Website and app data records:
[Start of Attachment]
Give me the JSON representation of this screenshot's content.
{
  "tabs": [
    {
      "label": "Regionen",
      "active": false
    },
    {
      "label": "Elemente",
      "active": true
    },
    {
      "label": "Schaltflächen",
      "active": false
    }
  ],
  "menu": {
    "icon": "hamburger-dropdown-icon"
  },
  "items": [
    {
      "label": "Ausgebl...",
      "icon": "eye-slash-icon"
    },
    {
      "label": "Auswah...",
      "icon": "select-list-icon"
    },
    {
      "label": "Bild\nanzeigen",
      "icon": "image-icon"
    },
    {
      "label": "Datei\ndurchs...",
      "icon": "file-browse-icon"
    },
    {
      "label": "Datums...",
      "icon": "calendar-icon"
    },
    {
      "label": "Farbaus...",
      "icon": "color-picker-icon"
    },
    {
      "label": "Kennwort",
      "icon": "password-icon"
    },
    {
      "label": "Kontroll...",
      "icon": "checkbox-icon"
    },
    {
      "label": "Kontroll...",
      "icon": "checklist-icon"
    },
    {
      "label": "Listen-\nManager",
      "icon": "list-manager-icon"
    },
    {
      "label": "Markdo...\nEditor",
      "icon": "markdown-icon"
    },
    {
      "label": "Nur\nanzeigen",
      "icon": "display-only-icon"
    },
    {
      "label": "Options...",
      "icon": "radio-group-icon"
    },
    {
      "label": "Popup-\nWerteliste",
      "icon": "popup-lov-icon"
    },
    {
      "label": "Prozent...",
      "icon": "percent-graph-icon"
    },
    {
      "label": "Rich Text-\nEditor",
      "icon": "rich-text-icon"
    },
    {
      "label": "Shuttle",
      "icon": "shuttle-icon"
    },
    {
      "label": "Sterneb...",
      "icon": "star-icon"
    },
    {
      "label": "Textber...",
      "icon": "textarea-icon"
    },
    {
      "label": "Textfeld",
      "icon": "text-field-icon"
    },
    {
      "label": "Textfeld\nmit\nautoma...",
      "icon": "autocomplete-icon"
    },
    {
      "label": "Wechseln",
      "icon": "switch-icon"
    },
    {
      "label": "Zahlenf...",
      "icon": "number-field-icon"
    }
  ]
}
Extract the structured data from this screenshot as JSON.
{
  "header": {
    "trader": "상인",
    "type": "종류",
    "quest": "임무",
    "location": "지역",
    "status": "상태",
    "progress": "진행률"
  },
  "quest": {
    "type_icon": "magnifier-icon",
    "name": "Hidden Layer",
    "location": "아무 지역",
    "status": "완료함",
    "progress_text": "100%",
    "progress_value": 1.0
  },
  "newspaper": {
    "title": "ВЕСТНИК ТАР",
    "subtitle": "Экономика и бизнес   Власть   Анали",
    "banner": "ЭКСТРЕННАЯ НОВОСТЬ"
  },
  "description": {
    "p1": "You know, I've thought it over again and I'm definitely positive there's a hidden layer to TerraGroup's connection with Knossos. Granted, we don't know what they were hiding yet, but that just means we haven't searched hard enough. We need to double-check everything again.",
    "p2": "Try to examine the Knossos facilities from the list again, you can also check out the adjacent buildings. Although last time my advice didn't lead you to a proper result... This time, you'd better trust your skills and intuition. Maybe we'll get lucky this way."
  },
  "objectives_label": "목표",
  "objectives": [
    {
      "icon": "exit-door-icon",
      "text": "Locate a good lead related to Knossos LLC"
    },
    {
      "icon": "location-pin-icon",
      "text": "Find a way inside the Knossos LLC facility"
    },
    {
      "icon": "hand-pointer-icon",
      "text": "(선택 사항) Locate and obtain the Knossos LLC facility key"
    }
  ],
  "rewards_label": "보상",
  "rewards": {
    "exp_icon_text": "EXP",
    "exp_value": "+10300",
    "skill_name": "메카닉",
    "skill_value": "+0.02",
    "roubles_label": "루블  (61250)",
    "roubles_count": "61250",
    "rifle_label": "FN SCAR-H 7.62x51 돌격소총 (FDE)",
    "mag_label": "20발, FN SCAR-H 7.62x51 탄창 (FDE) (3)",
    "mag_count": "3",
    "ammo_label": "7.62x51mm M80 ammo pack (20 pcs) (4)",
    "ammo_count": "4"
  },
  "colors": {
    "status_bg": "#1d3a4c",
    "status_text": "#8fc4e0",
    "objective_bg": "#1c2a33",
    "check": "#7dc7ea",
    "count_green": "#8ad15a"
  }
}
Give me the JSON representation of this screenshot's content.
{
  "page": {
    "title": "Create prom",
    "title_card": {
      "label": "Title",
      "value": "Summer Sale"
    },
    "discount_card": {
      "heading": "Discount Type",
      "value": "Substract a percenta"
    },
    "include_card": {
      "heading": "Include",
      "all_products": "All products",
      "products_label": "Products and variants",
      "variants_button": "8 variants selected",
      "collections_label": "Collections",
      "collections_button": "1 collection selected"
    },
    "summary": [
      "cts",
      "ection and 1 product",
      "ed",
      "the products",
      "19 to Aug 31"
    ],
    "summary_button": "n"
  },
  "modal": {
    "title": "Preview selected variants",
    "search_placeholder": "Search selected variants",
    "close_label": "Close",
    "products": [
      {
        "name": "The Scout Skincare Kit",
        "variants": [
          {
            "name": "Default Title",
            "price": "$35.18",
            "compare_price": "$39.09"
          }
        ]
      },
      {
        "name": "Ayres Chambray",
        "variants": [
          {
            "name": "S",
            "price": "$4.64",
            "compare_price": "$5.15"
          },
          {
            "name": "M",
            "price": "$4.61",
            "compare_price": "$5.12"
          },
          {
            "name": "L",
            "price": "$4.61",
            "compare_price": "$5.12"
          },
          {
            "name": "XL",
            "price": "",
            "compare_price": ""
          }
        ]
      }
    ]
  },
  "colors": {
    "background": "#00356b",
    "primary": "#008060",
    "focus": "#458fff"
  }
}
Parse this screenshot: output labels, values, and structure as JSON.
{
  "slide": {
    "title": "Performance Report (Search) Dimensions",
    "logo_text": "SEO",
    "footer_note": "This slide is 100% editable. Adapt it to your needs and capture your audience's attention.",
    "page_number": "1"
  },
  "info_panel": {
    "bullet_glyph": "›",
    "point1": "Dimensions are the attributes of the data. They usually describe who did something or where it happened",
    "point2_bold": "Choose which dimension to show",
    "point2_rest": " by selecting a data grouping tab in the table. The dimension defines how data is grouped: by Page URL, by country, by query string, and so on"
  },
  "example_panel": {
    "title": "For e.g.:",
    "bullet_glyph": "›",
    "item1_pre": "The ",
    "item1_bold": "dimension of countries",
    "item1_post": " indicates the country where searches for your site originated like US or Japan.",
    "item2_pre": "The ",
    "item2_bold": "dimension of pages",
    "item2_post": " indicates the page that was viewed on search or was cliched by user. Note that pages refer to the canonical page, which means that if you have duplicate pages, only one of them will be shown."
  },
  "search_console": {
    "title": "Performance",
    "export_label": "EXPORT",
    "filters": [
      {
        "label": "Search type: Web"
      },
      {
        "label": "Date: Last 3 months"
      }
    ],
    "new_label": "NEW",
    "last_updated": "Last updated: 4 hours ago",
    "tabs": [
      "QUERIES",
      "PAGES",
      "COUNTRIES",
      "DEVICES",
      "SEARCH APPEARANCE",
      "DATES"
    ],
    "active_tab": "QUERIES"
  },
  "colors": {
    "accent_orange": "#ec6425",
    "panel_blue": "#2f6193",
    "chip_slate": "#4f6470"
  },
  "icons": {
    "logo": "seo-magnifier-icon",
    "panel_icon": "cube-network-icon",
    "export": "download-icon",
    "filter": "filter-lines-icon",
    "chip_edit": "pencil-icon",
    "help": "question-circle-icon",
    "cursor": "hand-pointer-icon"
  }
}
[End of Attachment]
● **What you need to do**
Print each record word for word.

● **Your solution**
Give me the JSON representation of this screenshot's content.
{
  "tabs": [
    {
      "label": "Regionen",
      "active": false
    },
    {
      "label": "Elemente",
      "active": true
    },
    {
      "label": "Schaltflächen",
      "active": false
    }
  ],
  "menu": {
    "icon": "hamburger-dropdown-icon"
  },
  "items": [
    {
      "label": "Ausgebl...",
      "icon": "eye-slash-icon"
    },
    {
      "label": "Auswah...",
      "icon": "select-list-icon"
    },
    {
      "label": "Bild\nanzeigen",
      "icon": "image-icon"
    },
    {
      "label": "Datei\ndurchs...",
      "icon": "file-browse-icon"
    },
    {
      "label": "Datums...",
      "icon": "calendar-icon"
    },
    {
      "label": "Farbaus...",
      "icon": "color-picker-icon"
    },
    {
      "label": "Kennwort",
      "icon": "password-icon"
    },
    {
      "label": "Kontroll...",
      "icon": "checkbox-icon"
    },
    {
      "label": "Kontroll...",
      "icon": "checklist-icon"
    },
    {
      "label": "Listen-\nManager",
      "icon": "list-manager-icon"
    },
    {
      "label": "Markdo...\nEditor",
      "icon": "markdown-icon"
    },
    {
      "label": "Nur\nanzeigen",
      "icon": "display-only-icon"
    },
    {
      "label": "Options...",
      "icon": "radio-group-icon"
    },
    {
      "label": "Popup-\nWerteliste",
      "icon": "popup-lov-icon"
    },
    {
      "label": "Prozent...",
      "icon": "percent-graph-icon"
    },
    {
      "label": "Rich Text-\nEditor",
      "icon": "rich-text-icon"
    },
    {
      "label": "Shuttle",
      "icon": "shuttle-icon"
    },
    {
      "label": "Sterneb...",
      "icon": "star-icon"
    },
    {
      "label": "Textber...",
      "icon": "textarea-icon"
    },
    {
      "label": "Textfeld",
      "icon": "text-field-icon"
    },
    {
      "label": "Textfeld\nmit\nautoma...",
      "icon": "autocomplete-icon"
    },
    {
      "label": "Wechseln",
      "icon": "switch-icon"
    },
    {
      "label": "Zahlenf...",
      "icon": "number-field-icon"
    }
  ]
}
Extract the structured data from this screenshot as JSON.
{
  "header": {
    "trader": "상인",
    "type": "종류",
    "quest": "임무",
    "location": "지역",
    "status": "상태",
    "progress": "진행률"
  },
  "quest": {
    "type_icon": "magnifier-icon",
    "name": "Hidden Layer",
    "location": "아무 지역",
    "status": "완료함",
    "progress_text": "100%",
    "progress_value": 1.0
  },
  "newspaper": {
    "title": "ВЕСТНИК ТАР",
    "subtitle": "Экономика и бизнес   Власть   Анали",
    "banner": "ЭКСТРЕННАЯ НОВОСТЬ"
  },
  "description": {
    "p1": "You know, I've thought it over again and I'm definitely positive there's a hidden layer to TerraGroup's connection with Knossos. Granted, we don't know what they were hiding yet, but that just means we haven't searched hard enough. We need to double-check everything again.",
    "p2": "Try to examine the Knossos facilities from the list again, you can also check out the adjacent buildings. Although last time my advice didn't lead you to a proper result... This time, you'd better trust your skills and intuition. Maybe we'll get lucky this way."
  },
  "objectives_label": "목표",
  "objectives": [
    {
      "icon": "exit-door-icon",
      "text": "Locate a good lead related to Knossos LLC"
    },
    {
      "icon": "location-pin-icon",
      "text": "Find a way inside the Knossos LLC facility"
    },
    {
      "icon": "hand-pointer-icon",
      "text": "(선택 사항) Locate and obtain the Knossos LLC facility key"
    }
  ],
  "rewards_label": "보상",
  "rewards": {
    "exp_icon_text": "EXP",
    "exp_value": "+10300",
    "skill_name": "메카닉",
    "skill_value": "+0.02",
    "roubles_label": "루블  (61250)",
    "roubles_count": "61250",
    "rifle_label": "FN SCAR-H 7.62x51 돌격소총 (FDE)",
    "mag_label": "20발, FN SCAR-H 7.62x51 탄창 (FDE) (3)",
    "mag_count": "3",
    "ammo_label": "7.62x51mm M80 ammo pack (20 pcs) (4)",
    "ammo_count": "4"
  },
  "colors": {
    "status_bg": "#1d3a4c",
    "status_text": "#8fc4e0",
    "objective_bg": "#1c2a33",
    "check": "#7dc7ea",
    "count_green": "#8ad15a"
  }
}
Give me the JSON representation of this screenshot's content.
{
  "page": {
    "title": "Create prom",
    "title_card": {
      "label": "Title",
      "value": "Summer Sale"
    },
    "discount_card": {
      "heading": "Discount Type",
      "value": "Substract a percenta"
    },
    "include_card": {
      "heading": "Include",
      "all_products": "All products",
      "products_label": "Products and variants",
      "variants_button": "8 variants selected",
      "collections_label": "Collections",
      "collections_button": "1 collection selected"
    },
    "summary": [
      "cts",
      "ection and 1 product",
      "ed",
      "the products",
      "19 to Aug 31"
    ],
    "summary_button": "n"
  },
  "modal": {
    "title": "Preview selected variants",
    "search_placeholder": "Search selected variants",
    "close_label": "Close",
    "products": [
      {
        "name": "The Scout Skincare Kit",
        "variants": [
          {
            "name": "Default Title",
            "price": "$35.18",
            "compare_price": "$39.09"
          }
        ]
      },
      {
        "name": "Ayres Chambray",
        "variants": [
          {
            "name": "S",
            "price": "$4.64",
            "compare_price": "$5.15"
          },
          {
            "name": "M",
            "price": "$4.61",
            "compare_price": "$5.12"
          },
          {
            "name": "L",
            "price": "$4.61",
            "compare_price": "$5.12"
          },
          {
            "name": "XL",
            "price": "",
            "compare_price": ""
          }
        ]
      }
    ]
  },
  "colors": {
    "background": "#00356b",
    "primary": "#008060",
    "focus": "#458fff"
  }
}
Parse this screenshot: output labels, values, and structure as JSON.
{
  "slide": {
    "title": "Performance Report (Search) Dimensions",
    "logo_text": "SEO",
    "footer_note": "This slide is 100% editable. Adapt it to your needs and capture your audience's attention.",
    "page_number": "1"
  },
  "info_panel": {
    "bullet_glyph": "›",
    "point1": "Dimensions are the attributes of the data. They usually describe who did something or where it happened",
    "point2_bold": "Choose which dimension to show",
    "point2_rest": " by selecting a data grouping tab in the table. The dimension defines how data is grouped: by Page URL, by country, by query string, and so on"
  },
  "example_panel": {
    "title": "For e.g.:",
    "bullet_glyph": "›",
    "item1_pre": "The ",
    "item1_bold": "dimension of countries",
    "item1_post": " indicates the country where searches for your site originated like US or Japan.",
    "item2_pre": "The ",
    "item2_bold": "dimension of pages",
    "item2_post": " indicates the page that was viewed on search or was cliched by user. Note that pages refer to the canonical page, which means that if you have duplicate pages, only one of them will be shown."
  },
  "search_console": {
    "title": "Performance",
    "export_label": "EXPORT",
    "filters": [
      {
        "label": "Search type: Web"
      },
      {
        "label": "Date: Last 3 months"
      }
    ],
    "new_label": "NEW",
    "last_updated": "Last updated: 4 hours ago",
    "tabs": [
      "QUERIES",
      "PAGES",
      "COUNTRIES",
      "DEVICES",
      "SEARCH APPEARANCE",
      "DATES"
    ],
    "active_tab": "QUERIES"
  },
  "colors": {
    "accent_orange": "#ec6425",
    "panel_blue": "#2f6193",
    "chip_slate": "#4f6470"
  },
  "icons": {
    "logo": "seo-magnifier-icon",
    "panel_icon": "cube-network-icon",
    "export": "download-icon",
    "filter": "filter-lines-icon",
    "chip_edit": "pencil-icon",
    "help": "question-circle-icon",
    "cursor": "hand-pointer-icon"
  }
}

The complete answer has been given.